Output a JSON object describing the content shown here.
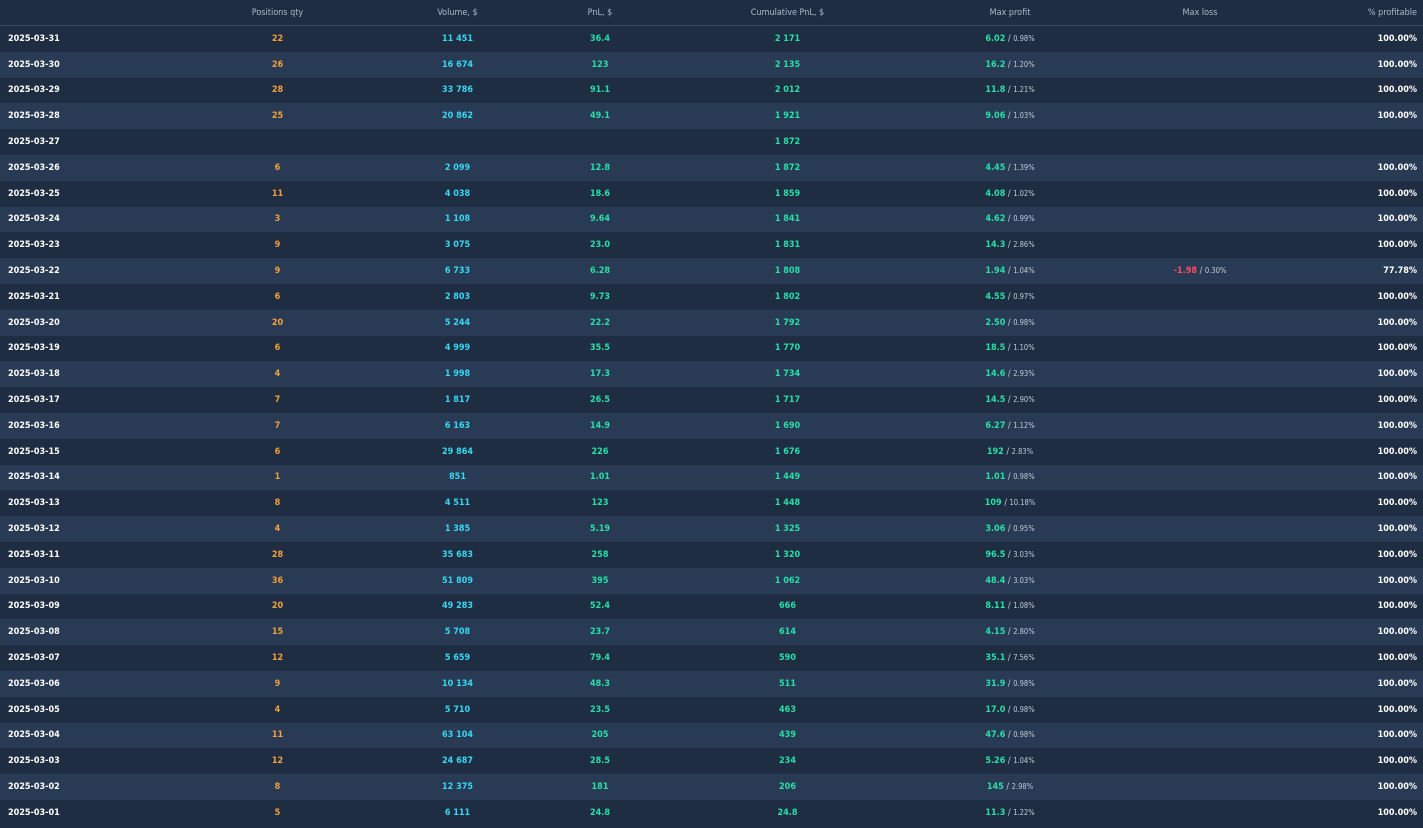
{
  "columns": [
    {
      "key": "date",
      "label": ""
    },
    {
      "key": "qty",
      "label": "Positions qty"
    },
    {
      "key": "volume",
      "label": "Volume, $"
    },
    {
      "key": "pnl",
      "label": "PnL, $"
    },
    {
      "key": "cum_pnl",
      "label": "Cumulative PnL, $"
    },
    {
      "key": "max_profit",
      "label": "Max profit"
    },
    {
      "key": "max_loss",
      "label": "Max loss"
    },
    {
      "key": "pct_profitable",
      "label": "% profitable"
    }
  ],
  "rows": [
    {
      "date": "2025-03-31",
      "qty": "22",
      "volume": "11 451",
      "pnl": "36.4",
      "cum_pnl": "2 171",
      "max_profit": "6.02",
      "max_profit_pct": "0.98%",
      "max_loss": "",
      "max_loss_pct": "",
      "pct_profitable": "100.00%"
    },
    {
      "date": "2025-03-30",
      "qty": "26",
      "volume": "16 674",
      "pnl": "123",
      "cum_pnl": "2 135",
      "max_profit": "16.2",
      "max_profit_pct": "1.20%",
      "max_loss": "",
      "max_loss_pct": "",
      "pct_profitable": "100.00%"
    },
    {
      "date": "2025-03-29",
      "qty": "28",
      "volume": "33 786",
      "pnl": "91.1",
      "cum_pnl": "2 012",
      "max_profit": "11.8",
      "max_profit_pct": "1.21%",
      "max_loss": "",
      "max_loss_pct": "",
      "pct_profitable": "100.00%"
    },
    {
      "date": "2025-03-28",
      "qty": "25",
      "volume": "20 862",
      "pnl": "49.1",
      "cum_pnl": "1 921",
      "max_profit": "9.06",
      "max_profit_pct": "1.03%",
      "max_loss": "",
      "max_loss_pct": "",
      "pct_profitable": "100.00%"
    },
    {
      "date": "2025-03-27",
      "qty": "",
      "volume": "",
      "pnl": "",
      "cum_pnl": "1 872",
      "max_profit": "",
      "max_profit_pct": "",
      "max_loss": "",
      "max_loss_pct": "",
      "pct_profitable": ""
    },
    {
      "date": "2025-03-26",
      "qty": "6",
      "volume": "2 099",
      "pnl": "12.8",
      "cum_pnl": "1 872",
      "max_profit": "4.45",
      "max_profit_pct": "1.39%",
      "max_loss": "",
      "max_loss_pct": "",
      "pct_profitable": "100.00%"
    },
    {
      "date": "2025-03-25",
      "qty": "11",
      "volume": "4 038",
      "pnl": "18.6",
      "cum_pnl": "1 859",
      "max_profit": "4.08",
      "max_profit_pct": "1.02%",
      "max_loss": "",
      "max_loss_pct": "",
      "pct_profitable": "100.00%"
    },
    {
      "date": "2025-03-24",
      "qty": "3",
      "volume": "1 108",
      "pnl": "9.64",
      "cum_pnl": "1 841",
      "max_profit": "4.62",
      "max_profit_pct": "0.99%",
      "max_loss": "",
      "max_loss_pct": "",
      "pct_profitable": "100.00%"
    },
    {
      "date": "2025-03-23",
      "qty": "9",
      "volume": "3 075",
      "pnl": "23.0",
      "cum_pnl": "1 831",
      "max_profit": "14.3",
      "max_profit_pct": "2.86%",
      "max_loss": "",
      "max_loss_pct": "",
      "pct_profitable": "100.00%"
    },
    {
      "date": "2025-03-22",
      "qty": "9",
      "volume": "6 733",
      "pnl": "6.28",
      "cum_pnl": "1 808",
      "max_profit": "1.94",
      "max_profit_pct": "1.04%",
      "max_loss": "-1.98",
      "max_loss_pct": "0.30%",
      "pct_profitable": "77.78%"
    },
    {
      "date": "2025-03-21",
      "qty": "6",
      "volume": "2 803",
      "pnl": "9.73",
      "cum_pnl": "1 802",
      "max_profit": "4.55",
      "max_profit_pct": "0.97%",
      "max_loss": "",
      "max_loss_pct": "",
      "pct_profitable": "100.00%"
    },
    {
      "date": "2025-03-20",
      "qty": "20",
      "volume": "5 244",
      "pnl": "22.2",
      "cum_pnl": "1 792",
      "max_profit": "2.50",
      "max_profit_pct": "0.98%",
      "max_loss": "",
      "max_loss_pct": "",
      "pct_profitable": "100.00%"
    },
    {
      "date": "2025-03-19",
      "qty": "6",
      "volume": "4 999",
      "pnl": "35.5",
      "cum_pnl": "1 770",
      "max_profit": "18.5",
      "max_profit_pct": "1.10%",
      "max_loss": "",
      "max_loss_pct": "",
      "pct_profitable": "100.00%"
    },
    {
      "date": "2025-03-18",
      "qty": "4",
      "volume": "1 998",
      "pnl": "17.3",
      "cum_pnl": "1 734",
      "max_profit": "14.6",
      "max_profit_pct": "2.93%",
      "max_loss": "",
      "max_loss_pct": "",
      "pct_profitable": "100.00%"
    },
    {
      "date": "2025-03-17",
      "qty": "7",
      "volume": "1 817",
      "pnl": "26.5",
      "cum_pnl": "1 717",
      "max_profit": "14.5",
      "max_profit_pct": "2.90%",
      "max_loss": "",
      "max_loss_pct": "",
      "pct_profitable": "100.00%"
    },
    {
      "date": "2025-03-16",
      "qty": "7",
      "volume": "6 163",
      "pnl": "14.9",
      "cum_pnl": "1 690",
      "max_profit": "6.27",
      "max_profit_pct": "1.12%",
      "max_loss": "",
      "max_loss_pct": "",
      "pct_profitable": "100.00%"
    },
    {
      "date": "2025-03-15",
      "qty": "6",
      "volume": "29 864",
      "pnl": "226",
      "cum_pnl": "1 676",
      "max_profit": "192",
      "max_profit_pct": "2.83%",
      "max_loss": "",
      "max_loss_pct": "",
      "pct_profitable": "100.00%"
    },
    {
      "date": "2025-03-14",
      "qty": "1",
      "volume": "851",
      "pnl": "1.01",
      "cum_pnl": "1 449",
      "max_profit": "1.01",
      "max_profit_pct": "0.98%",
      "max_loss": "",
      "max_loss_pct": "",
      "pct_profitable": "100.00%"
    },
    {
      "date": "2025-03-13",
      "qty": "8",
      "volume": "4 511",
      "pnl": "123",
      "cum_pnl": "1 448",
      "max_profit": "109",
      "max_profit_pct": "10.18%",
      "max_loss": "",
      "max_loss_pct": "",
      "pct_profitable": "100.00%"
    },
    {
      "date": "2025-03-12",
      "qty": "4",
      "volume": "1 385",
      "pnl": "5.19",
      "cum_pnl": "1 325",
      "max_profit": "3.06",
      "max_profit_pct": "0.95%",
      "max_loss": "",
      "max_loss_pct": "",
      "pct_profitable": "100.00%"
    },
    {
      "date": "2025-03-11",
      "qty": "28",
      "volume": "35 683",
      "pnl": "258",
      "cum_pnl": "1 320",
      "max_profit": "96.5",
      "max_profit_pct": "3.03%",
      "max_loss": "",
      "max_loss_pct": "",
      "pct_profitable": "100.00%"
    },
    {
      "date": "2025-03-10",
      "qty": "36",
      "volume": "51 809",
      "pnl": "395",
      "cum_pnl": "1 062",
      "max_profit": "48.4",
      "max_profit_pct": "3.03%",
      "max_loss": "",
      "max_loss_pct": "",
      "pct_profitable": "100.00%"
    },
    {
      "date": "2025-03-09",
      "qty": "20",
      "volume": "49 283",
      "pnl": "52.4",
      "cum_pnl": "666",
      "max_profit": "8.11",
      "max_profit_pct": "1.08%",
      "max_loss": "",
      "max_loss_pct": "",
      "pct_profitable": "100.00%"
    },
    {
      "date": "2025-03-08",
      "qty": "15",
      "volume": "5 708",
      "pnl": "23.7",
      "cum_pnl": "614",
      "max_profit": "4.15",
      "max_profit_pct": "2.80%",
      "max_loss": "",
      "max_loss_pct": "",
      "pct_profitable": "100.00%"
    },
    {
      "date": "2025-03-07",
      "qty": "12",
      "volume": "5 659",
      "pnl": "79.4",
      "cum_pnl": "590",
      "max_profit": "35.1",
      "max_profit_pct": "7.56%",
      "max_loss": "",
      "max_loss_pct": "",
      "pct_profitable": "100.00%"
    },
    {
      "date": "2025-03-06",
      "qty": "9",
      "volume": "10 134",
      "pnl": "48.3",
      "cum_pnl": "511",
      "max_profit": "31.9",
      "max_profit_pct": "0.98%",
      "max_loss": "",
      "max_loss_pct": "",
      "pct_profitable": "100.00%"
    },
    {
      "date": "2025-03-05",
      "qty": "4",
      "volume": "5 710",
      "pnl": "23.5",
      "cum_pnl": "463",
      "max_profit": "17.0",
      "max_profit_pct": "0.98%",
      "max_loss": "",
      "max_loss_pct": "",
      "pct_profitable": "100.00%"
    },
    {
      "date": "2025-03-04",
      "qty": "11",
      "volume": "63 104",
      "pnl": "205",
      "cum_pnl": "439",
      "max_profit": "47.6",
      "max_profit_pct": "0.98%",
      "max_loss": "",
      "max_loss_pct": "",
      "pct_profitable": "100.00%"
    },
    {
      "date": "2025-03-03",
      "qty": "12",
      "volume": "24 687",
      "pnl": "28.5",
      "cum_pnl": "234",
      "max_profit": "5.26",
      "max_profit_pct": "1.04%",
      "max_loss": "",
      "max_loss_pct": "",
      "pct_profitable": "100.00%"
    },
    {
      "date": "2025-03-02",
      "qty": "8",
      "volume": "12 375",
      "pnl": "181",
      "cum_pnl": "206",
      "max_profit": "145",
      "max_profit_pct": "2.98%",
      "max_loss": "",
      "max_loss_pct": "",
      "pct_profitable": "100.00%"
    },
    {
      "date": "2025-03-01",
      "qty": "5",
      "volume": "6 111",
      "pnl": "24.8",
      "cum_pnl": "24.8",
      "max_profit": "11.3",
      "max_profit_pct": "1.22%",
      "max_loss": "",
      "max_loss_pct": "",
      "pct_profitable": "100.00%"
    }
  ],
  "colors": {
    "background": "#1f2d42",
    "row_alt": "#283a54",
    "qty": "#f5a13a",
    "volume": "#37d8f2",
    "profit": "#27e0a8",
    "loss": "#ff4d68"
  }
}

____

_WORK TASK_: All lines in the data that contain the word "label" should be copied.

_TASK RESPONSE_:
      "label": ""
      "label": "Positions qty"
      "label": "Volume, $"
      "label": "PnL, $"
      "label": "Cumulative PnL, $"
      "label": "Max profit"
      "label": "Max loss"
      "label": "% profitable"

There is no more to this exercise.